GINKGO, jInk'g6 (Japanese, from Chinese gin-hing, silver apricot, front yin, silver ± hing, apricot). A genus of plants represented by a single living species, which is the sole survivor of an important ancient group of gymnosperms known as the Ginkgoales. The Ginkgo biloba, or Salisburia adiantifolia, as it is sometimes called, is the well-known maidenhair-tree of cultivation, a popular name suggested by the fact that the leaves resemble those of the ordinary maidenhair fern (Adiantum). It has been cultivated for centuries in China and Japan as a sacred tree in connection with temple groves, and it has become common in ornamental cultivation in all civilized countries. It was supposed to be unknown in the wild state until its recent discovery in cer tain forests of Western China.
The tree has the general habit of a conifer, with central shaft and wide-spreading branches. It is recorded that it sometimes reaches a height of nearly 100 feet, and a trunk circumference of more than 25 feet. The characteristic leaves have long and slender petioles, with broad, wedge shaped, and variously lobed blades, and a dis tinctly forking vein system.

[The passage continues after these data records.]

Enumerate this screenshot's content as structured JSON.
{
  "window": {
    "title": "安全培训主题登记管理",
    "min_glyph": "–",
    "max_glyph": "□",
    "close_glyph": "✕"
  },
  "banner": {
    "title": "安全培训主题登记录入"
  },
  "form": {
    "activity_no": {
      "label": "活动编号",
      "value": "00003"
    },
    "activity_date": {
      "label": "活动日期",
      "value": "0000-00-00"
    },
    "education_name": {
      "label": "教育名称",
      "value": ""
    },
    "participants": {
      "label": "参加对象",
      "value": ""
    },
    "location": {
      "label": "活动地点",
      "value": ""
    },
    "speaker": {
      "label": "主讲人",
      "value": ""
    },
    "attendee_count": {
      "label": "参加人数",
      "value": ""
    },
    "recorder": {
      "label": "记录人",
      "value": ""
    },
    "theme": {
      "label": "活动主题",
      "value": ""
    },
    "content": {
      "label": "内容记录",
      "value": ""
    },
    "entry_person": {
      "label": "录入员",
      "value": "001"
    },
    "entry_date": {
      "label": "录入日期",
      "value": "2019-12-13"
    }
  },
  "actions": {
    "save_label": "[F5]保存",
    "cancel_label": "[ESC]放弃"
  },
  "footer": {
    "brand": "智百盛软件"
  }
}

The leaves are also deciduous, a very rare habit among gymno sperms. The spore-bearing organs—that is, the stamens and ovules—are borne upon short, spur like shoots, the stamens being in loose, catkin-like clusters, while the ovules usually occur in pairs at the summit of a long stalk. As a rule but a single one of the pair of ovules develops into the mature seed, a development which occurs whether fertilization takes place or not.
Until recently ginkgo was included among the conifers, but further knowledge of its structure has caused it to be set apart as a group by itself, equal in rank to Cycadales, Coniferales, and Gnetales, the other three living groups of gymno sperms. Prominent among the recent discoveries in connection with ginkgo has been the discov ery of ciliated (hence motile) male cells, identi cal in general character with those discovered in the cycads (q.v.). The embryo is an exception
among gymnosperms, since it does not develop the usual suspensor, but the fertilized egg di rectly produces the embryo proper. As in the cycads, the embryo develops two cotyledons, and between them there is a very conspicuous plu mule (shoot-bud). Ginkgo also shares with cycads the feature that its seed becomes plum like, a testa with fleshy outer and stony inner layers being organized. Often without pollina tion, and hence, of course, without •ertilization, the seed attains its usual size, and the two lay ers of the testa are developed. The starchy ker nel of the seed has an almond-like flavor, and is eaten, after slight roasting, by the Chinese.
The ginkgo was introduced into the United States toward the close of the eighteenth cen tury, and, because of its symmetrical shape and freedom from attacks of injurious fungi and in sects, it has come into favor as an ornamental and street tree. It is hardy as far north as Massachusetts, and at Washington, D. C., it grows quite well, several streets being planted with this species. Where employed as a street tree, only staminate specimens should be planted, so as to escape the annoyance of the falling dis agreeable smelling fruits in autumn.
Ginkgo is a very ancient genus, since it prob ably grew during Carboniferous time. An ances tral type, with lobed leaves, Ginkgophyllum, has been found in the coal measures of Great Britain and in the Permian deposits of the Ural. The genus Ginkgo itself has been found in the Per mian and Jurassic rocks of Northern Europe and Australia, and it enjoyed an almost universal distribution during Tertiary time. Several allied genera, Baiera, Rhipidopsis, Dichranophyllum, and Trichopitys, have been described from those formations.